Confidential information has huge value and the potential for significant damage for companies of any size. How do you effectively recover a client list from an employee? A springboard injunction offers employers vital breathing space and a temporary moratorium on the misuse of its confidential information by that employee.

If you are considering an application for a springboard injunction before the client list has been used, there is scope to include prohibitive measures typically found in a standard confidentiality injunction. More typically, a springboard injunction is sought where the employee has copied the employer’s client list and used it to gain an unfair competitive advantage. In such circumstances, a standard injunction will not be adequate as by this stage the confidential information has already been used.

The court has historically been unwilling to grant broad-spectrum injunctions. So what is the appropriate scope for a springboard injunction against employees who have misused confidential information? A number of recent cases have considered this issue.

The most recent Court of Appeal judgment in this area is Forse v Secarma Ltd [2019] EWCA Civ 215. The court considered the first question in determining whether a springboard injunction would be appropriate at all is whether the employer would be adequately compensated in damages for any loss sustained, bearing in mind the object of an interim springboard injunction is to preserve the status quo, not to punish the employee. The court reiterated that the balance of convenience threshold established in the American Cyanamid principles (which the court made clear continues to be the general authority for interlocutory injunctions) must still be met to show that a springboard injunction is the appropriate interim remedy in the circumstances.

It is clear from Universal Thermosensors v Hibben [1992] 1 WLR 840 that the court does not look favourably on blanket injunctions. Where an employee has set up a competing business but unrelated in itself to any competitive advantage gained from misuse of confidential information, can that be included in the restrictions of the injunction? The court in Forse v Secarma considered that an injunction that prevented any existing business activities of the employee that are outside of the advantage gained from misusing confidential information to be too wide.
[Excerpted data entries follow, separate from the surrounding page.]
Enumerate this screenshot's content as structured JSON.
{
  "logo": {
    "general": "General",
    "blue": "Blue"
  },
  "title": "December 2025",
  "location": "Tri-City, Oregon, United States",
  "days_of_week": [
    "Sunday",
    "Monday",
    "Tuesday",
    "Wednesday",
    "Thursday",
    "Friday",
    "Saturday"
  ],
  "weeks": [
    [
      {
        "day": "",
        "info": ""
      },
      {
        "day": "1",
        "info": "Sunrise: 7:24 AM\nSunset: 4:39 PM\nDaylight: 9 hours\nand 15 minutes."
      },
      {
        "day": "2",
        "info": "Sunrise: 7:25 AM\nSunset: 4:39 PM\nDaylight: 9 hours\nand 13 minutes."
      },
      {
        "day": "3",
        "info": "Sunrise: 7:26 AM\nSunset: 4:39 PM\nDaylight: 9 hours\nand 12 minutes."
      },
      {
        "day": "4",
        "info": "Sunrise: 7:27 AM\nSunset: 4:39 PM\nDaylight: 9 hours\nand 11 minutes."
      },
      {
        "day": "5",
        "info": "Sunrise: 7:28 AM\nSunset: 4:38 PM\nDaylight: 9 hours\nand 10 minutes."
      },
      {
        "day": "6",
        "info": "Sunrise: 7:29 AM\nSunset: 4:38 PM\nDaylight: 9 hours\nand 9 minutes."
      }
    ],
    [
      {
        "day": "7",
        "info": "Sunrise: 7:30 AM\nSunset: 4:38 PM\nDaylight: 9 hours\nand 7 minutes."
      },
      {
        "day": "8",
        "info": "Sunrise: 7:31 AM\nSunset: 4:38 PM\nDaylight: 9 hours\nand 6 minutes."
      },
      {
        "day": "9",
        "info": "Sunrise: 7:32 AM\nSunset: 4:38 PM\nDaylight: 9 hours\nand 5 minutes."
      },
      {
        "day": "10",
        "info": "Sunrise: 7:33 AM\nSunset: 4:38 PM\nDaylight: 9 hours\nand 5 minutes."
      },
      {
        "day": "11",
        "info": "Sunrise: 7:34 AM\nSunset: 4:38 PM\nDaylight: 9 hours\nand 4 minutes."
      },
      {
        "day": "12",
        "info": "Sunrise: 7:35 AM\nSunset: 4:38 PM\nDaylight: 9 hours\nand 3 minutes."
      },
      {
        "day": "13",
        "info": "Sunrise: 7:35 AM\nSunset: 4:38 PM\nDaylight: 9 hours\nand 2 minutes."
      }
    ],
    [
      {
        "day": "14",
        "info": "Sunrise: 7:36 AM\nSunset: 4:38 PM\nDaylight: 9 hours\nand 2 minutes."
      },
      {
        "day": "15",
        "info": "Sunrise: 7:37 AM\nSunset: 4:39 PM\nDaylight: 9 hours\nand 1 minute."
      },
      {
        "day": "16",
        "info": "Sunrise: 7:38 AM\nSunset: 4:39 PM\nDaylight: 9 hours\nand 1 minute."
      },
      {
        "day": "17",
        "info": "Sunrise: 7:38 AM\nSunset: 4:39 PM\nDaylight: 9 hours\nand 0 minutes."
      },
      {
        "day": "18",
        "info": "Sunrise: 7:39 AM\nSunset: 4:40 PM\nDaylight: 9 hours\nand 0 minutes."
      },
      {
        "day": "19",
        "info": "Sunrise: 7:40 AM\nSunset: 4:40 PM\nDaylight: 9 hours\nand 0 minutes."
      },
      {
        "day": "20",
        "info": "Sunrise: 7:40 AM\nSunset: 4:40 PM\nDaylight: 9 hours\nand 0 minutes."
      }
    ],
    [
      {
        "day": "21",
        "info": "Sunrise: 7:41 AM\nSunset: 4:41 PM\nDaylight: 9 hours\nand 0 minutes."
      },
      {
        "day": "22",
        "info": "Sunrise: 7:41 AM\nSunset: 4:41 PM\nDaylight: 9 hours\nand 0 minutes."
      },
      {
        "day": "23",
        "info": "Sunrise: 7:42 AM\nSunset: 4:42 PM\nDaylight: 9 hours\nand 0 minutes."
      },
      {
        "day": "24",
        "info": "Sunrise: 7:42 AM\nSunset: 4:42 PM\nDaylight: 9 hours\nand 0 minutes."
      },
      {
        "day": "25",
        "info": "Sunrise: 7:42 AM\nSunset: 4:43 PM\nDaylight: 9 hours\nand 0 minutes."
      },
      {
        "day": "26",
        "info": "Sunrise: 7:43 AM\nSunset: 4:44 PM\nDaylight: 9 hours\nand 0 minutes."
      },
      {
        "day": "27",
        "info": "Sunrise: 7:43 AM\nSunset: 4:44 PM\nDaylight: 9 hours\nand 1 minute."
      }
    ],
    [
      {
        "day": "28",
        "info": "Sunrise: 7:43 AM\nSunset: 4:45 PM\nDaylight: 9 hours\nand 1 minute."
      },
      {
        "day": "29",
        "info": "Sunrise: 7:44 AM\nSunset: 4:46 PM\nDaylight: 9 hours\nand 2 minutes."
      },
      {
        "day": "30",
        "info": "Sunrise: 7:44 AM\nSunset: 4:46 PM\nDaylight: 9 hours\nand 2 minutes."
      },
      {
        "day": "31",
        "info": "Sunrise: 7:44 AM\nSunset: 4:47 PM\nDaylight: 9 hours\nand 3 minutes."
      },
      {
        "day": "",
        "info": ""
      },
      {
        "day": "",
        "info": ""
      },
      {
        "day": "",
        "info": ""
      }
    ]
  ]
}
This extends further – if, even by misuse of a client list, an employee has already contacted and received an order from a customer, an injunction to restrain the fulfilment of that order will generally be considered too broad. The Court of Appeal in PSM International plc and another v Whitehouse and another [1992] IRLR 279 (CA) considered that whilst it may be equitable in appropriate cases, the court should be wary of granting remedies that have the effect of interfering with the contractual rights of innocent third parties. The court will therefore be wary of preventing former employees from fulfilling existing orders.

These cases suggest a general trend of narrowing the parameters for the scope of a former employee’s commercial activity that can be successfully limited by a springboard injunction.

Recent case law is clear on one factor that must always be present: an employer must show an advantage is continuing and will continue to be enjoyed by the employee at the time the injunction is sought. Aquinas Education Ltd v Miller [2018] EWHC 404 (QB) confirms that this continues to be one of the key criteria that must be shown for a successful springboard injunction.

And finally – don’t delete any documents…

With the introduction of the Disclosure Pilot this year, contrary to much of the recent data protection law, potential parties to business litigation now have a positive obligation to preserve documents in accordance with the new rules.

This means businesses will need to review any data protection document retention/deletion policy. Where businesses have automatic destruction of documents (for example after 60 days), these policies need to be suspended as soon as they may be potential parties in litigation. The employer will also need to send written notification to all relevant employees who may hold documents to inform them not to destroy – this includes former employees. All parties must also take reasonable steps to ensure that third parties who hold documents on their behalf do not destroy them.

Legal representatives are also under various new duties in relation to disclosure, including the obligation to notify their clients of these new rules and the need to preserve documents. Failure to comply with these obligations under the new Practice Direction 51U may result in an adverse costs order, adjournment or conditional disclosure. The court also has the power to deal with the failure as contempt of court.